140K map prepared for the Web by Jonathan Swinton. This map of the inner section of Hobson's Conduit is from the 1938 book, Hobson's Conduit: The New River at Cambridge commonly called Hobson's River, by WD Bushell. (There's a copy in Cambridge City Library among other places). There is a less pretty but much clearer map in the Royal Commission on Historical Monument's City of Cambridge (reprinted in 1998 and available in Heffer's, for instance) but that's copyright and may be largely derived from this one.
In 1574 Dr. Andrew Perne, Vice-Chancellor, suggested that a stream be diverted from Nine Wells near Shelford through the town and the King's Ditch to relieve the "corrupt air". His scheme was implemented in 1610 as the New River and was a joint enterprise of Town and Gown.
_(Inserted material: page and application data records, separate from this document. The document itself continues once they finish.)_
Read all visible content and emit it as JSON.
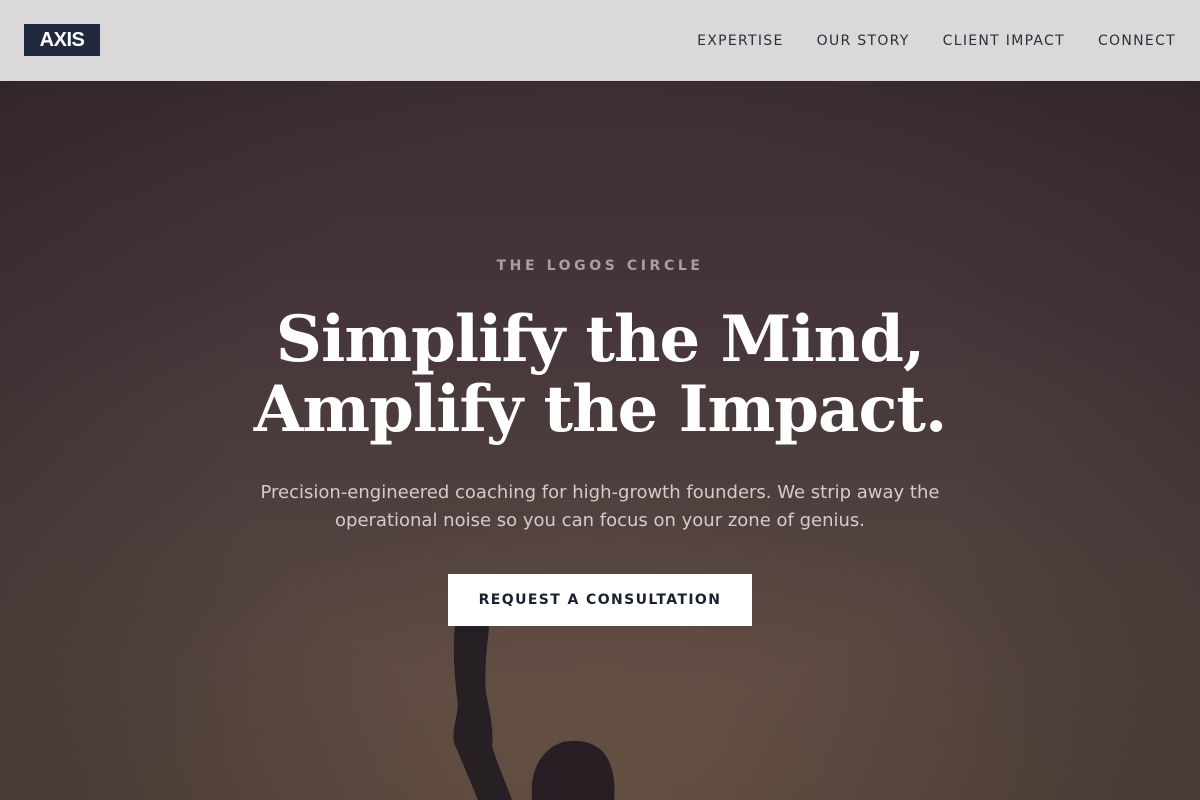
{
  "header": {
    "logo": "AXIS",
    "nav": [
      {
        "label": "EXPERTISE"
      },
      {
        "label": "OUR STORY"
      },
      {
        "label": "CLIENT IMPACT"
      },
      {
        "label": "CONNECT"
      }
    ]
  },
  "hero": {
    "eyebrow": "THE LOGOS CIRCLE",
    "headline_line1": "Simplify the Mind,",
    "headline_line2": "Amplify the Impact.",
    "subtext": "Precision-engineered coaching for high-growth founders. We strip away the operational noise so you can focus on your zone of genius.",
    "cta_label": "REQUEST A CONSULTATION"
  },
  "colors": {
    "header_bg": "#dbd8d9",
    "logo_bg": "#1f2a3f",
    "hero_bg": "#45353a",
    "cta_bg": "#ffffff",
    "cta_text": "#1a2030"
  }
}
Thomas Hobson was just one of the group who planned and carried out the scheme though he did endow a Hobson's Conduit Trust, which still exists (a City Council Engineer is Honorary Engineer to the Trust).
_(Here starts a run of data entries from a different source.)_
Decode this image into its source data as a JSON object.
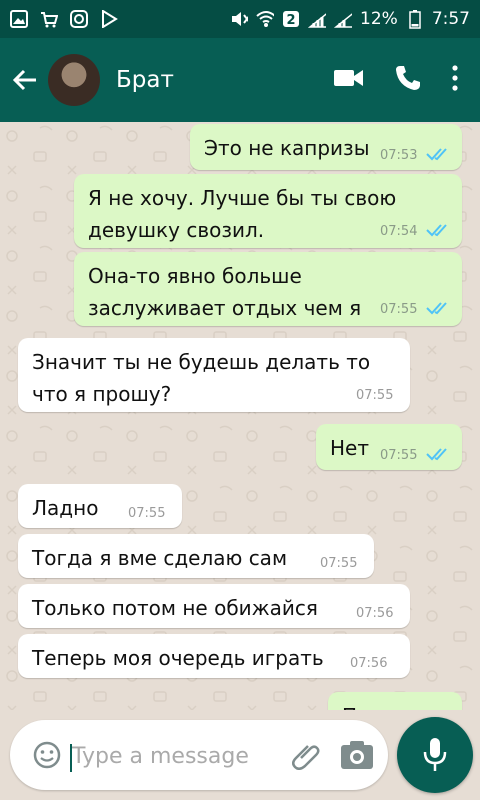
{
  "status_bar": {
    "battery_percent_text": "12%",
    "time_text": "7:57",
    "icons": [
      "gallery-icon",
      "shop-icon",
      "instagram-icon",
      "play-store-icon",
      "mute-icon",
      "wifi-icon",
      "sim2-icon",
      "signal-icon",
      "signal-icon",
      "battery-icon"
    ]
  },
  "header": {
    "contact_name": "Брат",
    "icons": [
      "back-arrow-icon",
      "video-call-icon",
      "phone-icon",
      "more-vertical-icon"
    ]
  },
  "messages": [
    {
      "dir": "out",
      "text": "Это не капризы",
      "time": "07:53",
      "read": true
    },
    {
      "dir": "out",
      "text": "Я не хочу. Лучше бы ты свою\nдевушку свозил.",
      "time": "07:54",
      "read": true
    },
    {
      "dir": "out",
      "text": "Она-то явно больше\nзаслуживает отдых чем я",
      "time": "07:55",
      "read": true
    },
    {
      "dir": "in",
      "text": "Значит ты не будешь делать то\nчто я прошу?",
      "time": "07:55"
    },
    {
      "dir": "out",
      "text": "Нет",
      "time": "07:55",
      "read": true
    },
    {
      "dir": "in",
      "text": "Ладно",
      "time": "07:55"
    },
    {
      "dir": "in",
      "text": "Тогда я вме сделаю сам",
      "time": "07:55"
    },
    {
      "dir": "in",
      "text": "Только потом не обижайся",
      "time": "07:56"
    },
    {
      "dir": "in",
      "text": "Теперь моя очередь играть",
      "time": "07:56"
    },
    {
      "dir": "out",
      "text": "П",
      "time": ""
    }
  ],
  "composer": {
    "placeholder": "Type a message",
    "icons": [
      "emoji-icon",
      "attach-icon",
      "camera-icon",
      "mic-icon"
    ]
  },
  "colors": {
    "header": "#075e54",
    "status_bar": "#054d44",
    "outgoing_bubble": "#dcf8c6",
    "incoming_bubble": "#ffffff",
    "read_ticks": "#4fc3f7"
  }
}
The New River was dug from Vicar's Brook near Long Road to the conduit head at the end of Lensfield Road, where it divided into various branches.
There are many access points to the conduit, generally covered by manholes such as one outside the front of Emmanuel College. Some are for sluices and some are dipping points for public or private use.
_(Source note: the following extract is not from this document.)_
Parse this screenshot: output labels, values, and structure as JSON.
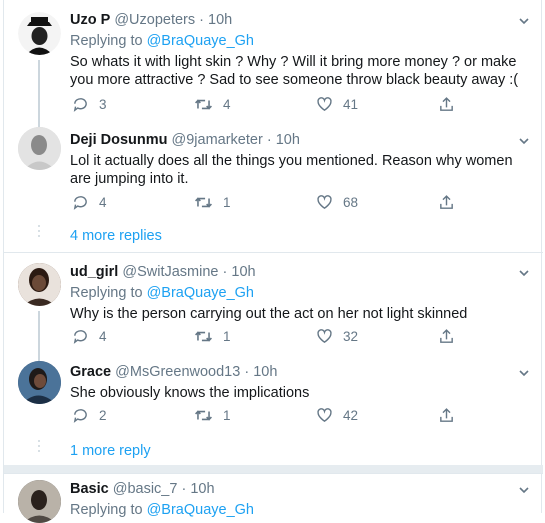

The City Council's Drainage Engineer controls the sluices and generally lets
water flow in the open conduits in Trumpington Street & St Andrew's Street
between April and September, avoiding frost and leaves.
Much of the open conduits along each side of St Andrews Street were removed in 1996 as part of the pedestrian improvements though that part of the course is now marked by a gulley and access plates. The rest of this section still runs. It used to run into the King's Ditch (now Hobson Street).
Emmanuel College haven't fed their duckpond from the conduit since 1960.
The Cambridge Green Belt Project has created a three-mile walk along Hobson's Brook.
Cambridge : History